━━ RECORDS FOR PROCESSING ━━

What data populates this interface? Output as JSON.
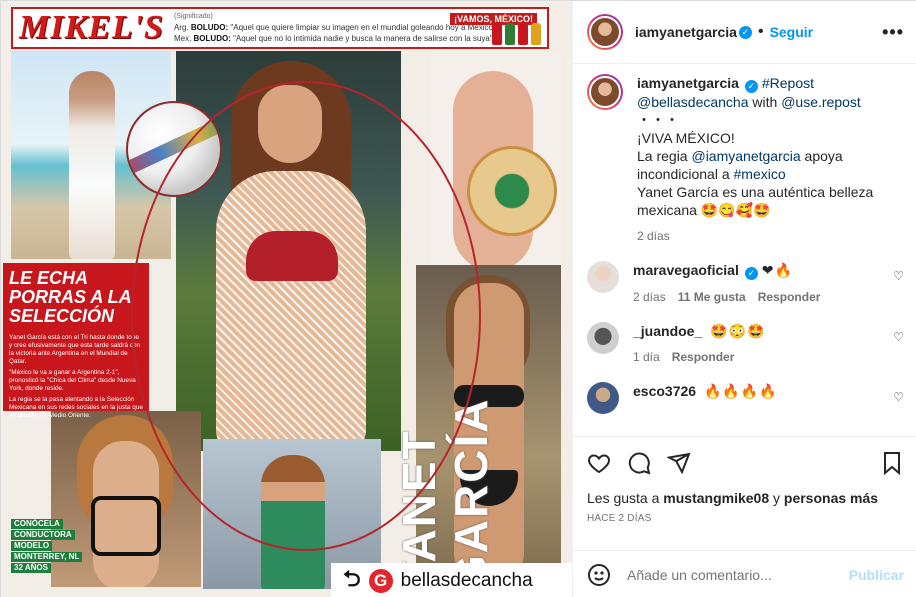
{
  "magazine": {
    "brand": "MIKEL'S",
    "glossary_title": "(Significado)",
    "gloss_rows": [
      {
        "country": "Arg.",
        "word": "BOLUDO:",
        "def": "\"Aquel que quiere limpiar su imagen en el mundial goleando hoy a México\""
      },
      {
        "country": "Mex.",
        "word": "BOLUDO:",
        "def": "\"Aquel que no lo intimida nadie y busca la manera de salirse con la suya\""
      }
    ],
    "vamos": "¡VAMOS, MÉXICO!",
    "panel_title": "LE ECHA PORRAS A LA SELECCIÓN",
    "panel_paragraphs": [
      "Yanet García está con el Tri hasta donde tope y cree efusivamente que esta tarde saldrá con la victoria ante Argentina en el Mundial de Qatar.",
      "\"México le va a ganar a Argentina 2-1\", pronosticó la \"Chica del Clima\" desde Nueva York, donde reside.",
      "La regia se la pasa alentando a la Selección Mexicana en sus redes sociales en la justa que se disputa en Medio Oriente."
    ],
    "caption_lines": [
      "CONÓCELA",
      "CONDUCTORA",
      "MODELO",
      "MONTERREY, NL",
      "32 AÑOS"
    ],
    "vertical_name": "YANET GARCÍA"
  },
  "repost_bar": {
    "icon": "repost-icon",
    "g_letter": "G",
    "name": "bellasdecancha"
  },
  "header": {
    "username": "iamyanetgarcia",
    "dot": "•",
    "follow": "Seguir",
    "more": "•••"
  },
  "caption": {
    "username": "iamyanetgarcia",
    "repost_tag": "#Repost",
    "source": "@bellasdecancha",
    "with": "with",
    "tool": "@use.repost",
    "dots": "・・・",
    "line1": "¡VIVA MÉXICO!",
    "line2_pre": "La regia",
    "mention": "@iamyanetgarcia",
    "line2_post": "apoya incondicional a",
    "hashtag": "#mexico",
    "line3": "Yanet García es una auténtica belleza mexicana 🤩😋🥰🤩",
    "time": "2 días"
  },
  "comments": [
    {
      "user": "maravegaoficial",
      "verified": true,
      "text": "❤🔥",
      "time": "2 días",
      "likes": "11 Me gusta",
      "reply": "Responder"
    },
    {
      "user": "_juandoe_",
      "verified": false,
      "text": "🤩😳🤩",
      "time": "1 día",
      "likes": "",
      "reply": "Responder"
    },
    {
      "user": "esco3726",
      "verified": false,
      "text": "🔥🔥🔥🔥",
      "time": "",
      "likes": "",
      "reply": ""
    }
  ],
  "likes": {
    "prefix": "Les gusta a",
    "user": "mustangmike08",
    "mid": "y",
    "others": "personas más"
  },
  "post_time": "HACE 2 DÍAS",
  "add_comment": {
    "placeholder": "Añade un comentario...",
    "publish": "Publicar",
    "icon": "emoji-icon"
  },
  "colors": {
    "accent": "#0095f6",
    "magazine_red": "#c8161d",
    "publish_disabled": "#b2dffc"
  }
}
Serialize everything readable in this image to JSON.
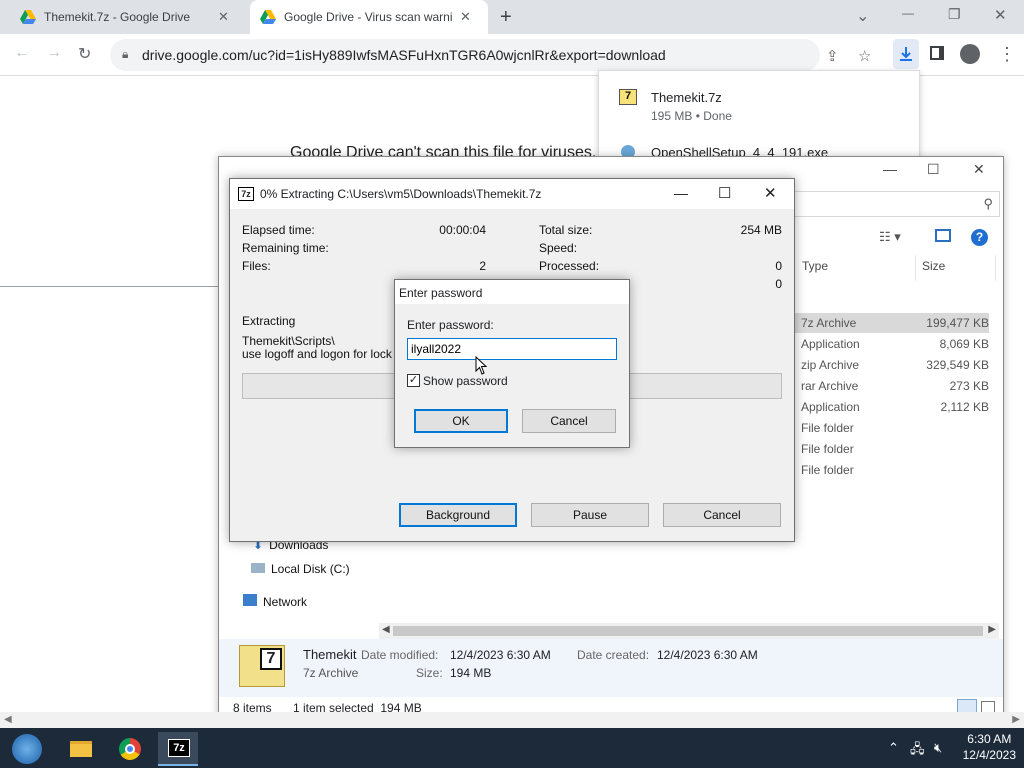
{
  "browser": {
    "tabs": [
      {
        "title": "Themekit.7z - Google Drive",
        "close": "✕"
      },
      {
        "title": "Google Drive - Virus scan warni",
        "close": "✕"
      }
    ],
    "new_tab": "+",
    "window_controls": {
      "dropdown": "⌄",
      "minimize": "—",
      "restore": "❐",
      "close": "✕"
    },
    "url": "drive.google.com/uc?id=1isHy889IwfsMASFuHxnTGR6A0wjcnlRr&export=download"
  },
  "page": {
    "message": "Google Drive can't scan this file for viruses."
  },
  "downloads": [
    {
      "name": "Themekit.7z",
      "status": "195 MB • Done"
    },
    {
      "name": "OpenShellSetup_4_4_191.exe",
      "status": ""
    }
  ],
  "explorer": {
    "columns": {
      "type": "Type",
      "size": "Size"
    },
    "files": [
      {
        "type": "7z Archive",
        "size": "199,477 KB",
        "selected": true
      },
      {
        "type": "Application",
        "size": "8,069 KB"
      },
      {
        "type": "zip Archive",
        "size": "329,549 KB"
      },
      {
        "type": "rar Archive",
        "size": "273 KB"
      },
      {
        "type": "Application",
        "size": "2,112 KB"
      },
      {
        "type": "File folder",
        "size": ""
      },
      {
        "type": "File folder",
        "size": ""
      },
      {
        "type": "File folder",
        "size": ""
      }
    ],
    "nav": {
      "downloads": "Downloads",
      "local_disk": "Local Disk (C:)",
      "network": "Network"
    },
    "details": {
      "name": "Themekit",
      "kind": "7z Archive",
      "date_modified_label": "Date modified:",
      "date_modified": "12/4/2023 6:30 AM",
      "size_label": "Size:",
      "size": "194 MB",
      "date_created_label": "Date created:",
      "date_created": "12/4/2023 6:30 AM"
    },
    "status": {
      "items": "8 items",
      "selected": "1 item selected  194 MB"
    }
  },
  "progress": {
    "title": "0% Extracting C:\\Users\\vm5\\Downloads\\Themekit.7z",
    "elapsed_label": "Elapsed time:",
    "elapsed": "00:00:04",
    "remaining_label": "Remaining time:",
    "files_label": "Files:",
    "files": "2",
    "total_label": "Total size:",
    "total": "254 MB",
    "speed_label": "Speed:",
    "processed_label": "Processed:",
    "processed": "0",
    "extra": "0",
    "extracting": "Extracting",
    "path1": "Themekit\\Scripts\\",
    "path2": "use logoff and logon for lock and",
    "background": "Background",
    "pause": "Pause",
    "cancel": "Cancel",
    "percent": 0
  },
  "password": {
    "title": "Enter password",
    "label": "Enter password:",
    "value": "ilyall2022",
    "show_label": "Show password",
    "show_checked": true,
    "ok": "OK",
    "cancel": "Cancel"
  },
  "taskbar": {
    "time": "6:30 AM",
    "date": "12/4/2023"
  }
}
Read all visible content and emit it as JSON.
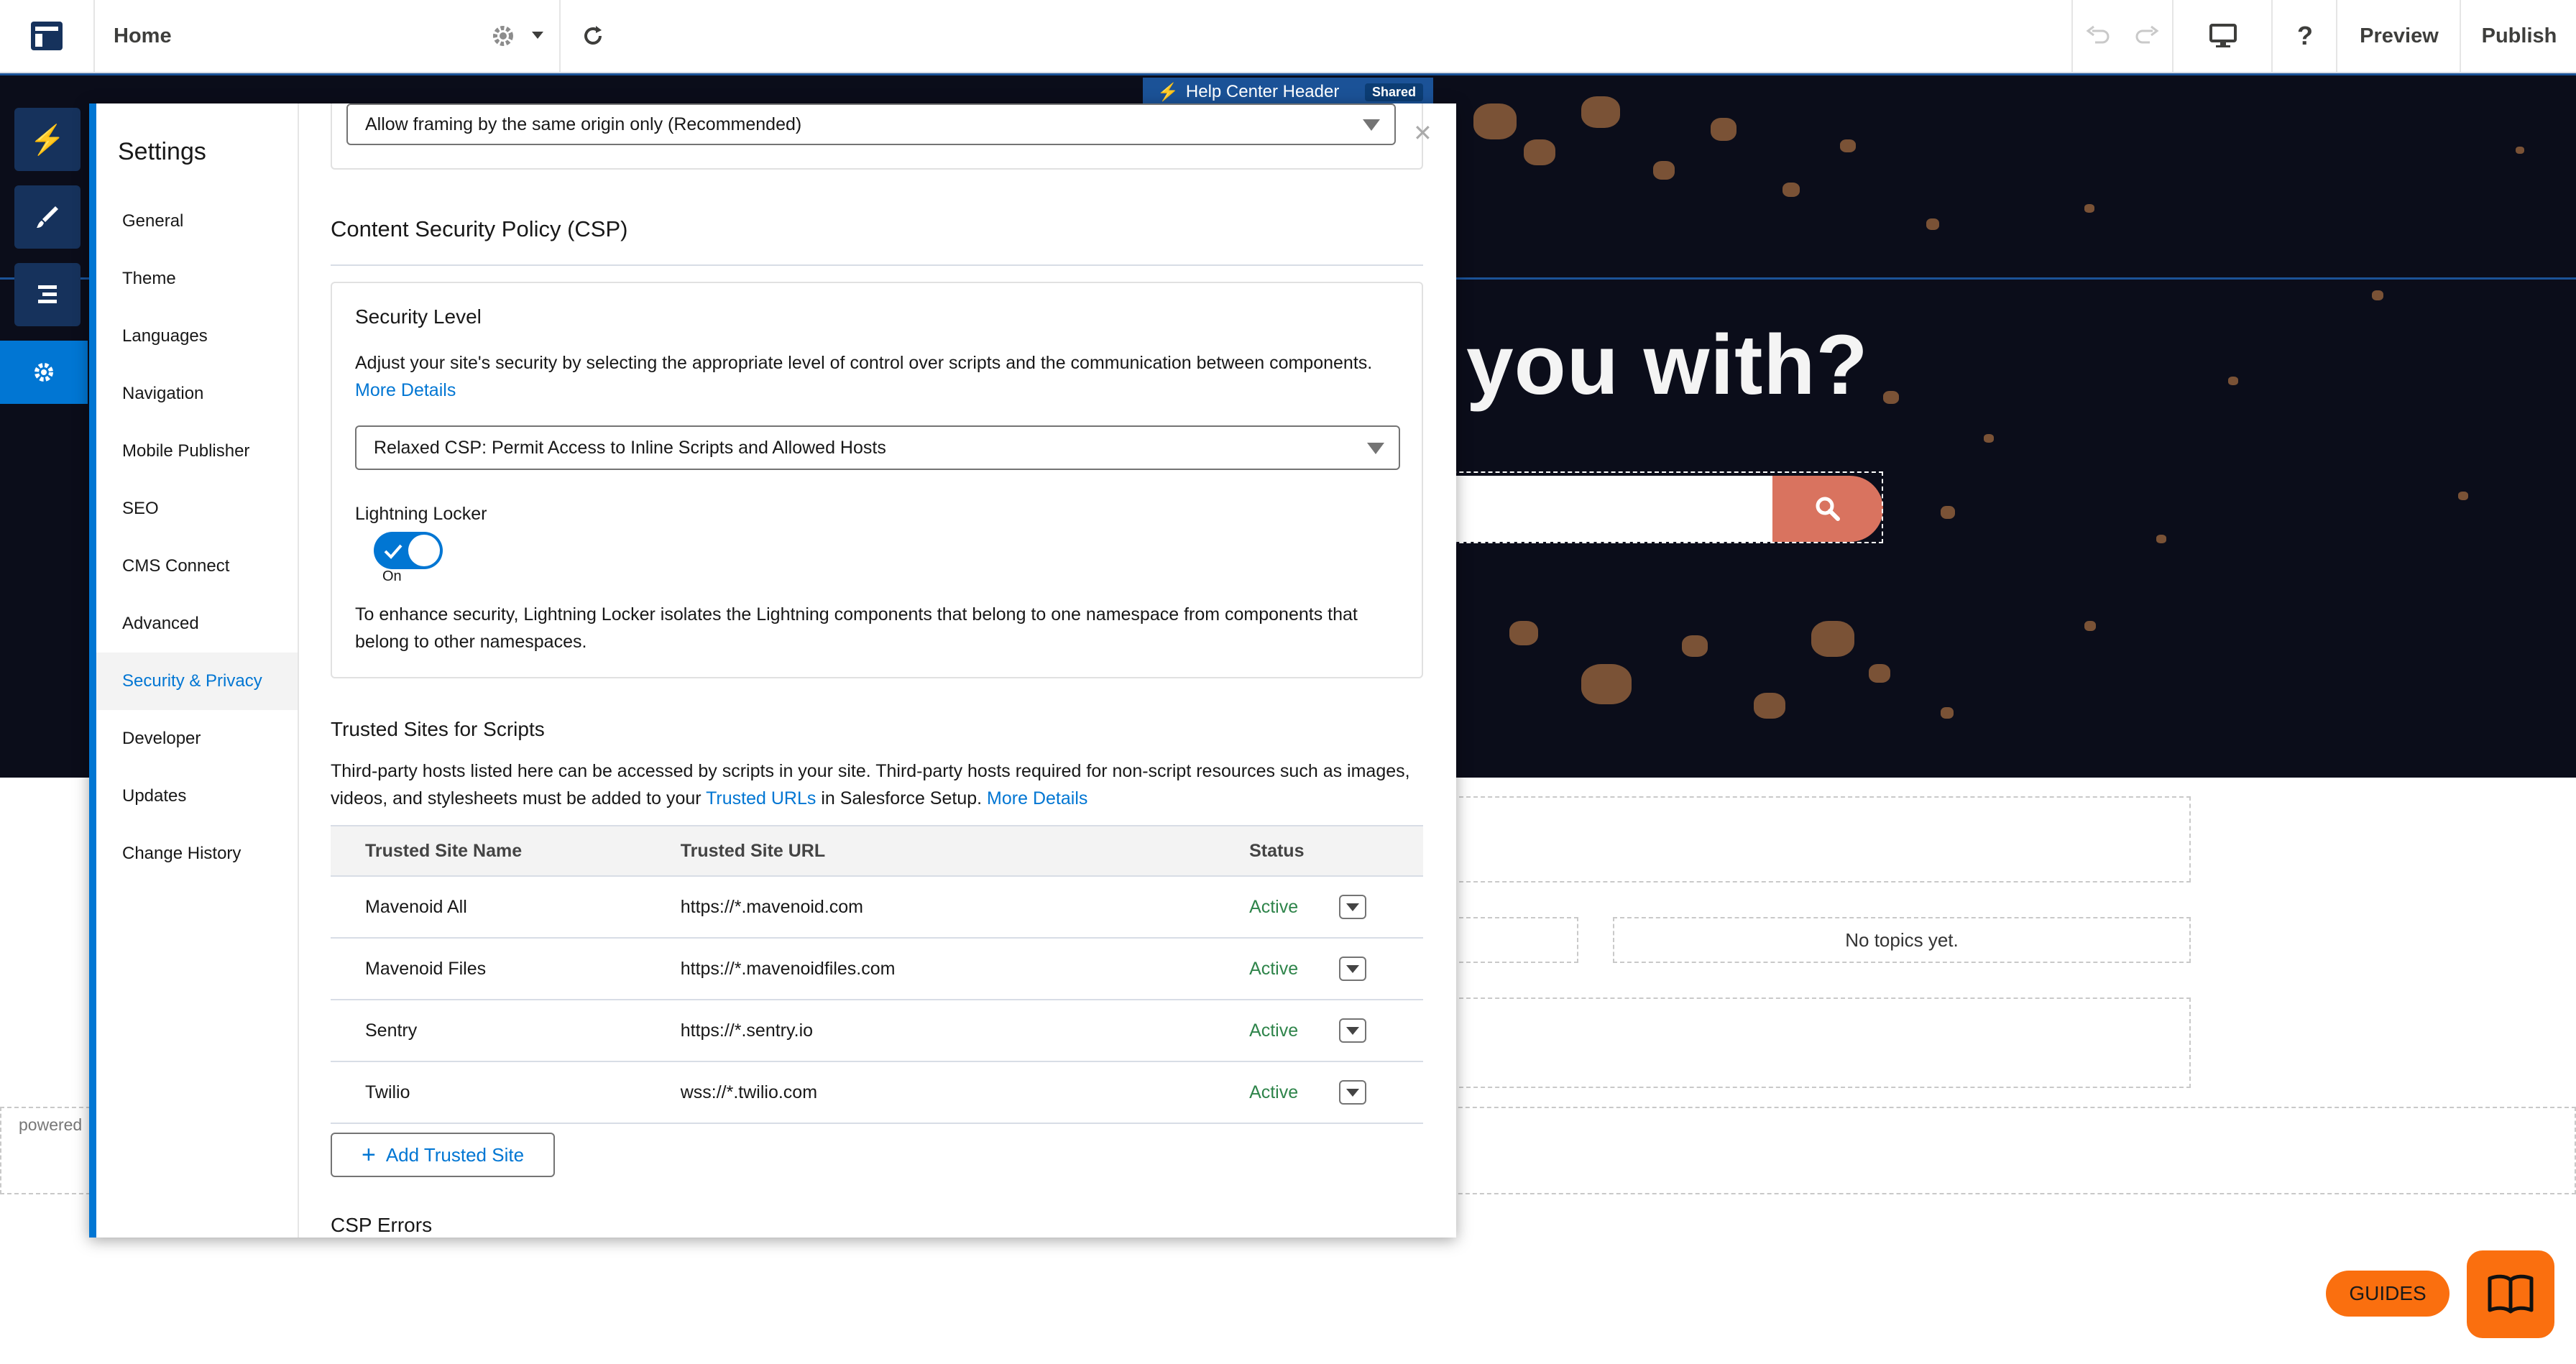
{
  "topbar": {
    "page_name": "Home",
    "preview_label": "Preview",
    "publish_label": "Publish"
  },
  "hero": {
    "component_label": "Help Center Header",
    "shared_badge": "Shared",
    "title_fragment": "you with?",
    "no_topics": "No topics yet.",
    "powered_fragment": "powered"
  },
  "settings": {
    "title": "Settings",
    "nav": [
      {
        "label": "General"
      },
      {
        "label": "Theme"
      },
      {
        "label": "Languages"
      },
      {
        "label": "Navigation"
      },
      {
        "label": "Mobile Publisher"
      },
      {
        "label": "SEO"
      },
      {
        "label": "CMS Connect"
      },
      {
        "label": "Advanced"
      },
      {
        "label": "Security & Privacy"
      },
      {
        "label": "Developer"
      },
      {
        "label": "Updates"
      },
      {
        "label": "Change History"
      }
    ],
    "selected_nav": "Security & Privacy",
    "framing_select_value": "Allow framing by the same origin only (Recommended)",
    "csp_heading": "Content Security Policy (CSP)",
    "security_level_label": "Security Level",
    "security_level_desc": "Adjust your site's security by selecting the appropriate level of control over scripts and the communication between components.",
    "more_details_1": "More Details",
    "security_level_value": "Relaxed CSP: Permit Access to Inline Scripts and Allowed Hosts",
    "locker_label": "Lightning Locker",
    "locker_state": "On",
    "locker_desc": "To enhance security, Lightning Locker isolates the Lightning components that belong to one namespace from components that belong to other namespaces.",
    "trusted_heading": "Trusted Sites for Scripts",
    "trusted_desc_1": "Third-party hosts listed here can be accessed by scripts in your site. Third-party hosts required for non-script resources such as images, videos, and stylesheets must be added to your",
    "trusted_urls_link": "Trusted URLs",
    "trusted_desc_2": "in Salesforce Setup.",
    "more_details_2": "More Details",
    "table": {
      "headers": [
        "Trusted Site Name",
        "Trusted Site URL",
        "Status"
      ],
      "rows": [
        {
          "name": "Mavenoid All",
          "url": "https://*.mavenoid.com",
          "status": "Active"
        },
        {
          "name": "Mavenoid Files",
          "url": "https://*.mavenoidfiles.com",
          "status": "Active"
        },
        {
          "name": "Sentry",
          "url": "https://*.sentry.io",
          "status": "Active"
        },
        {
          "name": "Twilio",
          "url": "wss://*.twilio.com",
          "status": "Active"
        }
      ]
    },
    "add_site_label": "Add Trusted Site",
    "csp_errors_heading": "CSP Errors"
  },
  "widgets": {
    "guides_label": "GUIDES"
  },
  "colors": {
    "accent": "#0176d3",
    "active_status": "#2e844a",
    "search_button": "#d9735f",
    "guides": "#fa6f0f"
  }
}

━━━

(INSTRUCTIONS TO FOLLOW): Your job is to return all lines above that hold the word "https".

(FINISHED EXERCISE):
          "url": "https://*.mavenoid.com",
          "url": "https://*.mavenoidfiles.com",
          "url": "https://*.sentry.io",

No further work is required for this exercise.